▶ What to produce:
Return the lines below in which the string "title" occurs.

[Dataset rows describing interfaces]
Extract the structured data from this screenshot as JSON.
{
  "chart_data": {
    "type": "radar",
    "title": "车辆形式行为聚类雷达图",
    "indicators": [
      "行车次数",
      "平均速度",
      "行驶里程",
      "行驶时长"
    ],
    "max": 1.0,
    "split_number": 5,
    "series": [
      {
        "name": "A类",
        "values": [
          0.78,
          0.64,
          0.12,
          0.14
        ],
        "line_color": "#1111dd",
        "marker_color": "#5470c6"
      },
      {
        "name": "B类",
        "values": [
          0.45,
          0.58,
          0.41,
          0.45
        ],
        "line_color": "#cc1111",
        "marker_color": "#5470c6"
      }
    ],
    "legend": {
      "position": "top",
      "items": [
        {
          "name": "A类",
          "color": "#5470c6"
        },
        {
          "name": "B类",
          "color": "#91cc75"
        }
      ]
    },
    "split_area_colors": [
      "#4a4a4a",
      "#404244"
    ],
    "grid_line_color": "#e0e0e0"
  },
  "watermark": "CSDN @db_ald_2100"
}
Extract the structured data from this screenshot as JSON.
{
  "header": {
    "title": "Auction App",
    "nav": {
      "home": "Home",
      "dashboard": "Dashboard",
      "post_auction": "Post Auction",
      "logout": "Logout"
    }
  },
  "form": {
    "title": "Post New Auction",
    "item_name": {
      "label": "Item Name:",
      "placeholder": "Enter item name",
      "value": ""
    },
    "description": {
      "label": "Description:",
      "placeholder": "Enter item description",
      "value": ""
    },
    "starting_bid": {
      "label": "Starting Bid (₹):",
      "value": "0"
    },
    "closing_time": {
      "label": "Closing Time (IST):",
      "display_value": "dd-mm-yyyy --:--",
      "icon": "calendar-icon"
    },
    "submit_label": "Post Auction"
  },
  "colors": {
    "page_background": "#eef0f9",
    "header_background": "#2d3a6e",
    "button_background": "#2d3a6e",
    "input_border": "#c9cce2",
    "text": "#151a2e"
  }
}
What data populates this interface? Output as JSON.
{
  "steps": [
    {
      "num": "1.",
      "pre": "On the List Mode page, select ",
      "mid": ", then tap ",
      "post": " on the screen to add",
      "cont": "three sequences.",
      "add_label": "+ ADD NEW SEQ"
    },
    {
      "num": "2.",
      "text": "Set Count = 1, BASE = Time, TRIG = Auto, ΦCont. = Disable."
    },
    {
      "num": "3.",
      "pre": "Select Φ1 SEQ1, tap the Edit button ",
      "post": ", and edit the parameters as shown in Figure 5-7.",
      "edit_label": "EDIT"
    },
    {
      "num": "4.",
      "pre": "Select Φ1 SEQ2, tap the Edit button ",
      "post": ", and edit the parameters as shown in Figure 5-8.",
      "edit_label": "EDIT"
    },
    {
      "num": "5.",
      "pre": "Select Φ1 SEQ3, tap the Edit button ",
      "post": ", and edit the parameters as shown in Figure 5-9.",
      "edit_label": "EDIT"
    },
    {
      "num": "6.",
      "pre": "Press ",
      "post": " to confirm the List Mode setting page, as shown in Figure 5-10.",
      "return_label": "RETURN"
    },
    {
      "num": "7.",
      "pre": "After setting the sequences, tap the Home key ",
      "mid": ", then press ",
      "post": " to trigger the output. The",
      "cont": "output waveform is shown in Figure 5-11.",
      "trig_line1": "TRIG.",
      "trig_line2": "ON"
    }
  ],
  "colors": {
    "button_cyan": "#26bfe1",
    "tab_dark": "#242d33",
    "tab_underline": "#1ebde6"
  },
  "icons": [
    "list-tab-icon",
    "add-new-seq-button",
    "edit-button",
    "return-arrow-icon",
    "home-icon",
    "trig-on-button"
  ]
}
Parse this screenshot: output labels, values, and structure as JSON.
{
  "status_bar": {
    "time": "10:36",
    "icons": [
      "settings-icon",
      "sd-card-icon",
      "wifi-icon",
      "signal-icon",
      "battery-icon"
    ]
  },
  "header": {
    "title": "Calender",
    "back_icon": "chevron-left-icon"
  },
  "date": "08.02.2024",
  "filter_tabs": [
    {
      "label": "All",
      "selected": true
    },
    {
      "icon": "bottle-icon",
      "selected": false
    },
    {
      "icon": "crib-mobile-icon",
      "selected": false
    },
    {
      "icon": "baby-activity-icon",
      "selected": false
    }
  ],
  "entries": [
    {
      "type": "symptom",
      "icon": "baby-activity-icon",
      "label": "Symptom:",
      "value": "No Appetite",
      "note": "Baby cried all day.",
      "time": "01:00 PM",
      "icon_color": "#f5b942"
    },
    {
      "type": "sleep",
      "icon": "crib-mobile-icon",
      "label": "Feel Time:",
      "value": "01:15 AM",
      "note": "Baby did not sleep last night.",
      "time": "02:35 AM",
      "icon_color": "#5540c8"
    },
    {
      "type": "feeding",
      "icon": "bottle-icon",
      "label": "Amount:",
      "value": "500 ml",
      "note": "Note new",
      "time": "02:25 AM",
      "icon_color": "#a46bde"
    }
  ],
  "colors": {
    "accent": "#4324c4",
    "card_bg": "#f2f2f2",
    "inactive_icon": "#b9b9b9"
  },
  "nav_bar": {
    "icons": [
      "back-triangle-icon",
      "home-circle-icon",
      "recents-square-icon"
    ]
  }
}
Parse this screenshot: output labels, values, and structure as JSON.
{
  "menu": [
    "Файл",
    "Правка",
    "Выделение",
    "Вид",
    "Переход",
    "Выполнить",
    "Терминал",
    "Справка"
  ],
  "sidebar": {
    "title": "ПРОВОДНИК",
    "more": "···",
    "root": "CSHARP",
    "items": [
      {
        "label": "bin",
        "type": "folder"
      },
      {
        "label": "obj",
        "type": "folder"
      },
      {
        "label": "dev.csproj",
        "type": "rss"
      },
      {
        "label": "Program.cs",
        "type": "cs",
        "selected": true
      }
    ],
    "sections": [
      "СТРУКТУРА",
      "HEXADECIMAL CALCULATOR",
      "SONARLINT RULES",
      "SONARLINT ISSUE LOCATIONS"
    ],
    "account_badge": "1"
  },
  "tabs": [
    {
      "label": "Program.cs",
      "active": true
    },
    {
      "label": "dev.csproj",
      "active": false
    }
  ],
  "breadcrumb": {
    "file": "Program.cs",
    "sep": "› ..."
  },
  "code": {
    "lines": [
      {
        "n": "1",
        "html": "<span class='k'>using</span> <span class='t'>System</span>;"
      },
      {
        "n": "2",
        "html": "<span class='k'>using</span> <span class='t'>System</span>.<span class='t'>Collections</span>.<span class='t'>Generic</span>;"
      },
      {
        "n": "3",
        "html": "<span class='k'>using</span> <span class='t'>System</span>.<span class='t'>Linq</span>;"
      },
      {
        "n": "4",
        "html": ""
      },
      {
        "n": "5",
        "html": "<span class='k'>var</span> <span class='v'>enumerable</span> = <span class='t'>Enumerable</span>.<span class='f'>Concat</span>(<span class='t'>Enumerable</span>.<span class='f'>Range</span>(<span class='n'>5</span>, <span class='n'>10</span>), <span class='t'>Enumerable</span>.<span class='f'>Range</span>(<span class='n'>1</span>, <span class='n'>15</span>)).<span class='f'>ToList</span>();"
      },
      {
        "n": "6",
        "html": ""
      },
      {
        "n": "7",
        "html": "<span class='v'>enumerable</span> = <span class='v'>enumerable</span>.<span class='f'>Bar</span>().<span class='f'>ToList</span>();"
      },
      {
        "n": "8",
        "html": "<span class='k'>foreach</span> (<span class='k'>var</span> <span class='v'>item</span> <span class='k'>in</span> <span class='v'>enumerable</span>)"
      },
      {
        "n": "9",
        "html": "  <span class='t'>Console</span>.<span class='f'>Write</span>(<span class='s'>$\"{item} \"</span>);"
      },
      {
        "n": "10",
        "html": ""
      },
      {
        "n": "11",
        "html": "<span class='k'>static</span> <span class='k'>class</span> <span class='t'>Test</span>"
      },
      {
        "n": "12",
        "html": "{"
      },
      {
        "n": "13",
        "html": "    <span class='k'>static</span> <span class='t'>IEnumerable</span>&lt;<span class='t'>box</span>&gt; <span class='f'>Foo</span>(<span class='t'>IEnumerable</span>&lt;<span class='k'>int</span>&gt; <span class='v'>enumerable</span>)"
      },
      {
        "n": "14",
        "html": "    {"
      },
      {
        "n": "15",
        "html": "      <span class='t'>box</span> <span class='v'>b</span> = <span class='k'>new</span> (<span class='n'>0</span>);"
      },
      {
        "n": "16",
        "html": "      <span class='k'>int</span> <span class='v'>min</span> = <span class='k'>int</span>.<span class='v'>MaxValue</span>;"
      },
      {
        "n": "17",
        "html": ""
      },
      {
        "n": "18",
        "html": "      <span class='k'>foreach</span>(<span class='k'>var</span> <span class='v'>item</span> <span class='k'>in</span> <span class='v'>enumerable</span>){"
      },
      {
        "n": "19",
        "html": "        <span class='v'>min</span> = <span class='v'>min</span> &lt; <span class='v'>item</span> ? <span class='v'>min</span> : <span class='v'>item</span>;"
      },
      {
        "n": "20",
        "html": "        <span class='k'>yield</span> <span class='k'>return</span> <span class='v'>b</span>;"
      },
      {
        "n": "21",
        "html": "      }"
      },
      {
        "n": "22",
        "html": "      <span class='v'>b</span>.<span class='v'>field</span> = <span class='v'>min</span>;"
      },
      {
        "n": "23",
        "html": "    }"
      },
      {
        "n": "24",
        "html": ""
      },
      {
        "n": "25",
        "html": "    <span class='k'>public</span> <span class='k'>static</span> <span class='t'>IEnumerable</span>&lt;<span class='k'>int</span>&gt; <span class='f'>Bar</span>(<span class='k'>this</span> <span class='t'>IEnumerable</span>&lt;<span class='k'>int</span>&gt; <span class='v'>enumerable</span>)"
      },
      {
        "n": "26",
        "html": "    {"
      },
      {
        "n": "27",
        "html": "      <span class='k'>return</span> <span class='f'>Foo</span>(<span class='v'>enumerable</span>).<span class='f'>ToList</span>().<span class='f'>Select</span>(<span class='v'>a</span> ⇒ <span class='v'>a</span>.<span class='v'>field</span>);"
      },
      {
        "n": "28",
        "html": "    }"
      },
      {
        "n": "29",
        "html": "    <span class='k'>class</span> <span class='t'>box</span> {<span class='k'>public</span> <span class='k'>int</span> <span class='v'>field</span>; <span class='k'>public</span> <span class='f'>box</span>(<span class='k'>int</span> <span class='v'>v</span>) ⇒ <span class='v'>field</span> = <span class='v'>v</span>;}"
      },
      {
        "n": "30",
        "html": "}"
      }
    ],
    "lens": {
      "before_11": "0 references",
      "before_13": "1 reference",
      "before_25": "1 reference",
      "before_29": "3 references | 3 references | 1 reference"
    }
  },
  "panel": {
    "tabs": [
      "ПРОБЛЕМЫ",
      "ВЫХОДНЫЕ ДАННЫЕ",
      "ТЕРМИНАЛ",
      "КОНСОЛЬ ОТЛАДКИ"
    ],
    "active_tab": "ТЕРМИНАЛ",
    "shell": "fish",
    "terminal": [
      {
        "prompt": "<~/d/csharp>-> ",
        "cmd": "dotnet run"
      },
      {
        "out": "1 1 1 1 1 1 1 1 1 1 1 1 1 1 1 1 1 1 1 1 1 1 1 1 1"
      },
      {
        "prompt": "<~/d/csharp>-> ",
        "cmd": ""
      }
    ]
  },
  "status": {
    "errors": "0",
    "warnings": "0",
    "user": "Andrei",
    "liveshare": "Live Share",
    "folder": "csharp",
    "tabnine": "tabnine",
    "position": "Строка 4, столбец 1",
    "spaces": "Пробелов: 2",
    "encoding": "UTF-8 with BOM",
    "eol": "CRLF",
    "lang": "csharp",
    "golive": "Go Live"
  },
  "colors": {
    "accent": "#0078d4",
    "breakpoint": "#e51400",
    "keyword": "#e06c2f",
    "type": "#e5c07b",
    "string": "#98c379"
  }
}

▶ Your solution:
    "title": "车辆形式行为聚类雷达图",
    "title": "Auction App",
    "title": "Post New Auction",
    "title": "Calender",
    "title": "ПРОВОДНИК",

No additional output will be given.